FIG. 5 is a circuit diagram for a control circuit for a plurality of light sources of a scanning apparatus according to an embodiment of the invention; and

FIG. 6 is a schematic diagram showing how the different parts of the scanning apparatus are related to one another and to an external computer.



Download full PDF for full patent description/claims.

Advertise on FreshPatents.com - Rates & Info


You can also Monitor Keywords and Search for tracking patents relating to this Control circuit for scanner light source patent application.
###
monitor keywords



Keyword Monitor How KEYWORD MONITOR works... a FREE service from FreshPatents
1. Sign up (takes 30 seconds). 2. Fill in the keywords to be monitored.
3. Each week you receive an email with patent applications related to your keywords.  
Start now! - Receive info on patent apps like Control circuit for scanner light source or other areas of interest.
###

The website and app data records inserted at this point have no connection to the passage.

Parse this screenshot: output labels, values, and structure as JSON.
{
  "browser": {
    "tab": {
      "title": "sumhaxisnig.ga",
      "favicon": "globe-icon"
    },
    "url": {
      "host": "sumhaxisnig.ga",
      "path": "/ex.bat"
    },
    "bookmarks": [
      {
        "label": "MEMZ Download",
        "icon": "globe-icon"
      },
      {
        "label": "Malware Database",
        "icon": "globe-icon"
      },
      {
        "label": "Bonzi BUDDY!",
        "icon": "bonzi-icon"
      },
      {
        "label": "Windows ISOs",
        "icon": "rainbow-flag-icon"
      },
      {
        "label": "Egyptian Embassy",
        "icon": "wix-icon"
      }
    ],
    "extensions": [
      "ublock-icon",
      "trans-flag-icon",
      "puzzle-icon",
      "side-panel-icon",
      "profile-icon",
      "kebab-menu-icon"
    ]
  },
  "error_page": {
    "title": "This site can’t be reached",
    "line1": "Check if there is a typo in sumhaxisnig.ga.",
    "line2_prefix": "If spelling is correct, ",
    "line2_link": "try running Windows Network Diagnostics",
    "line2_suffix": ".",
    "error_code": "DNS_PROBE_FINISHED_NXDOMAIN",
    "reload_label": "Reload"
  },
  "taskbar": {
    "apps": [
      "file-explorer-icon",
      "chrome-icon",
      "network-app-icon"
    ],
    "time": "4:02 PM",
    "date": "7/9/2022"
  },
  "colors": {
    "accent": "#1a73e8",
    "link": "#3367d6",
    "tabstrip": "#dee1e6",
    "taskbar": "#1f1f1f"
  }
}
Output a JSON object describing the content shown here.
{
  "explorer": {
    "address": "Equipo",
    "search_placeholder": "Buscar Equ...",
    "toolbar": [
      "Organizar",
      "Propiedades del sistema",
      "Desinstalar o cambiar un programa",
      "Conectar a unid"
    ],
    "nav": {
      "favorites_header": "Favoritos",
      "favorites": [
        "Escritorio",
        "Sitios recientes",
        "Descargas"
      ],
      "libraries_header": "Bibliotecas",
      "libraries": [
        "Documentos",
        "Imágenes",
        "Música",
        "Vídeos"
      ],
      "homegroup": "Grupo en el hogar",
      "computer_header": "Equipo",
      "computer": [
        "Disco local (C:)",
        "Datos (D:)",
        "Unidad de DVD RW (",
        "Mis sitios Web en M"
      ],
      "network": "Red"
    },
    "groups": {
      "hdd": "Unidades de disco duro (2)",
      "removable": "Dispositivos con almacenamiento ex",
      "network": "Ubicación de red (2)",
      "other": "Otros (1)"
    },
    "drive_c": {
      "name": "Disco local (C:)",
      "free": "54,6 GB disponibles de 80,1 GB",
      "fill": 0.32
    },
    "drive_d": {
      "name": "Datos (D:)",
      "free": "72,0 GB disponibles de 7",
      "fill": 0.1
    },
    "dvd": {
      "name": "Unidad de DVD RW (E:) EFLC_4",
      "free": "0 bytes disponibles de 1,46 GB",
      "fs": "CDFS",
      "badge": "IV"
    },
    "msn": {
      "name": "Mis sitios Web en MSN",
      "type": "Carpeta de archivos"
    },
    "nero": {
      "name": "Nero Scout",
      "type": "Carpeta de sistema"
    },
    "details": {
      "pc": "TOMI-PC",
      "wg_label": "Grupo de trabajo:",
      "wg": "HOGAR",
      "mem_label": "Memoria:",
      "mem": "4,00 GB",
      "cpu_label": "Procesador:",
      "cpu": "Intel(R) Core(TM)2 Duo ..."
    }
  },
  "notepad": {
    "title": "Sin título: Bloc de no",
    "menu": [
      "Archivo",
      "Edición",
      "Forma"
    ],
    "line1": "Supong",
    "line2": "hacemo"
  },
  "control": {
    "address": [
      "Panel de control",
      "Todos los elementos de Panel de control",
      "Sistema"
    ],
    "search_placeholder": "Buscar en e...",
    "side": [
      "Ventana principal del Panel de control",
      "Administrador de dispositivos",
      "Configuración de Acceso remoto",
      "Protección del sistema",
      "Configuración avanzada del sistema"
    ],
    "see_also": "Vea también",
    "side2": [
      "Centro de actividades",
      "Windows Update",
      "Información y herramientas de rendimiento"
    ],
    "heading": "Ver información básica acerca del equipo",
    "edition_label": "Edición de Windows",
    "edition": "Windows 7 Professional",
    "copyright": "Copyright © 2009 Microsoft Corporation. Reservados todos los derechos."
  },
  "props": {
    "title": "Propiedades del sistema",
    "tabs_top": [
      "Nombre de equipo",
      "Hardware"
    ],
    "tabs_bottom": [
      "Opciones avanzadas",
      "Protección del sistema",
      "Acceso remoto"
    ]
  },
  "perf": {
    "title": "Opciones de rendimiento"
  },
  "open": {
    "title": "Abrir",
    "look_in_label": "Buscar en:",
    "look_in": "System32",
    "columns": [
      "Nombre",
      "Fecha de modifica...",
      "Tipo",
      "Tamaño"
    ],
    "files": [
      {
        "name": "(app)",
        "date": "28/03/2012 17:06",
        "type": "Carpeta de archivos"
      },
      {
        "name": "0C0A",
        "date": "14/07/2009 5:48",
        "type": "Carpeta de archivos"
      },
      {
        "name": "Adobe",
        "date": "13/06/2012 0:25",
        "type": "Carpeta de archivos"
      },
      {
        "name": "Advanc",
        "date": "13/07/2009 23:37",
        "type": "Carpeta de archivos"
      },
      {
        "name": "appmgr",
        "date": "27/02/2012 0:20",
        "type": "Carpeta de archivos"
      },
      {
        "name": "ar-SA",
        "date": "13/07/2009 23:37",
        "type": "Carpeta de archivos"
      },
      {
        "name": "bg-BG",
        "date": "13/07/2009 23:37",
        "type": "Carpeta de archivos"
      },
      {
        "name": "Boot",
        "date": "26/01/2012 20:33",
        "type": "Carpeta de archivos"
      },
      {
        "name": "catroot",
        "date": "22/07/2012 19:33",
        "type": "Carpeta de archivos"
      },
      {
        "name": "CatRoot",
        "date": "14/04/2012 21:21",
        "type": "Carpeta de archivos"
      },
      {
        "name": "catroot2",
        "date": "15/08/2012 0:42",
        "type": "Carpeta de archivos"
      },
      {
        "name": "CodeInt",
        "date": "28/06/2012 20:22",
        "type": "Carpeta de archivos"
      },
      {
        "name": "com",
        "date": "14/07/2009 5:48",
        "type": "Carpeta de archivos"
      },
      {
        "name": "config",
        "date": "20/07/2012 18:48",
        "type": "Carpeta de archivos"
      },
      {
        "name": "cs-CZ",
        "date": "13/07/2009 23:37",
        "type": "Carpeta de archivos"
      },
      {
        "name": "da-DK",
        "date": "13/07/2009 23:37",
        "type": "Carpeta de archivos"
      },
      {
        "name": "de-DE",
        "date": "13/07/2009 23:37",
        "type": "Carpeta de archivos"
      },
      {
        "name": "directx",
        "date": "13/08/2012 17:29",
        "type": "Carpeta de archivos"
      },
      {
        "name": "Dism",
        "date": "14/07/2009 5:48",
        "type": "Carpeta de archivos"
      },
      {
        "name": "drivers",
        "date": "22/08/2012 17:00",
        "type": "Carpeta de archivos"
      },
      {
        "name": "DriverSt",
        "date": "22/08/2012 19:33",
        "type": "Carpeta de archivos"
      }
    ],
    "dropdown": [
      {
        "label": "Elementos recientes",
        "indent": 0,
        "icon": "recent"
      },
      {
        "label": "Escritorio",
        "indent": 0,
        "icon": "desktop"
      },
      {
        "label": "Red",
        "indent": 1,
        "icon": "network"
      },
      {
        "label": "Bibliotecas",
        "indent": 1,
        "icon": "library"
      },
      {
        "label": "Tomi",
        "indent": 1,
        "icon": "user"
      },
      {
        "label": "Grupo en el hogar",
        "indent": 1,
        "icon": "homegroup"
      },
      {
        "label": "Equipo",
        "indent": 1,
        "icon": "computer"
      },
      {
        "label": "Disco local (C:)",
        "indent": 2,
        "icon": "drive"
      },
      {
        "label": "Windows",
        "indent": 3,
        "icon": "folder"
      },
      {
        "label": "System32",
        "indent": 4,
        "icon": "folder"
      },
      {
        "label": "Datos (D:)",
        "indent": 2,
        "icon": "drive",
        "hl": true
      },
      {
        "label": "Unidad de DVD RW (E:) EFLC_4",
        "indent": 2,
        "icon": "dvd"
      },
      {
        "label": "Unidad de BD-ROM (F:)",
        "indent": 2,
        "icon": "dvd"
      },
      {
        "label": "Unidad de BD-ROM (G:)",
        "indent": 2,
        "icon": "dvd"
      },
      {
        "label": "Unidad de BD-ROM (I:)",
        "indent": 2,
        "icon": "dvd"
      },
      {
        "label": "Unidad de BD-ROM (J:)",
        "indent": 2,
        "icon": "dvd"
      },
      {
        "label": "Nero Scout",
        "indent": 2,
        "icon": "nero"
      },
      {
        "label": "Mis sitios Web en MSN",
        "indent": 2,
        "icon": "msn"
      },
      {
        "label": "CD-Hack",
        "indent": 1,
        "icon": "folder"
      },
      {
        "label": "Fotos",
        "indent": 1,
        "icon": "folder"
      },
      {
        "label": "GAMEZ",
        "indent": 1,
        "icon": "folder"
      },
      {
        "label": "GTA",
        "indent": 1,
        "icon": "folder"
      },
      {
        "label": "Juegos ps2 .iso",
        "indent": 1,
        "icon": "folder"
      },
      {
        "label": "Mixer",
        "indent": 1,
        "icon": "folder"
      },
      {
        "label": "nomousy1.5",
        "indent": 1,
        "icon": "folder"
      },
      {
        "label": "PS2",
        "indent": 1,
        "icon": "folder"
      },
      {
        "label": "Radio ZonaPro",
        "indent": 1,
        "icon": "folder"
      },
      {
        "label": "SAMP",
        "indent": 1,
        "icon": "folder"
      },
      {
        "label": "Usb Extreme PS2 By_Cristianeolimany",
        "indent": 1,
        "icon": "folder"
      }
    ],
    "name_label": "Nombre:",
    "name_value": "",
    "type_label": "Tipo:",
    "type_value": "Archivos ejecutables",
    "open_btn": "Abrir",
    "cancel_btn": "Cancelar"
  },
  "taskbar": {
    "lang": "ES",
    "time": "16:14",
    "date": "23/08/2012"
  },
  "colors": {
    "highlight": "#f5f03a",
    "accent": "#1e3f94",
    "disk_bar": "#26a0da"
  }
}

Previous Patent Application:
Portable scanner
Next Patent Application:
Light guide, document illuminating device, image reading device, and image forming apparatus
Industry Class:
Facsimile and static presentation processing
Thank you for viewing the Control circuit for scanner light source patent info.
- - - Apple patents, Boeing patents, Google patents, IBM patents, Jabil patents, Coca Cola patents, Motorola patents

Results in 0.4846 seconds


Other interesting Freshpatents.com categories:
Amazon , Microsoft , IBM , Boeing Facebook -g2--0.7847
     SHARE
  
           

FreshNews promo


stats Patent Info
Application #
US 20120300270 A1
Publish Date
11/29/2012
Document #
13114275
File Date
05/24/2011
USPTO Class
358475
Other USPTO Classes
International Class
04N1/04
Drawings
7



Follow us on Twitter
twitter icon@FreshPatents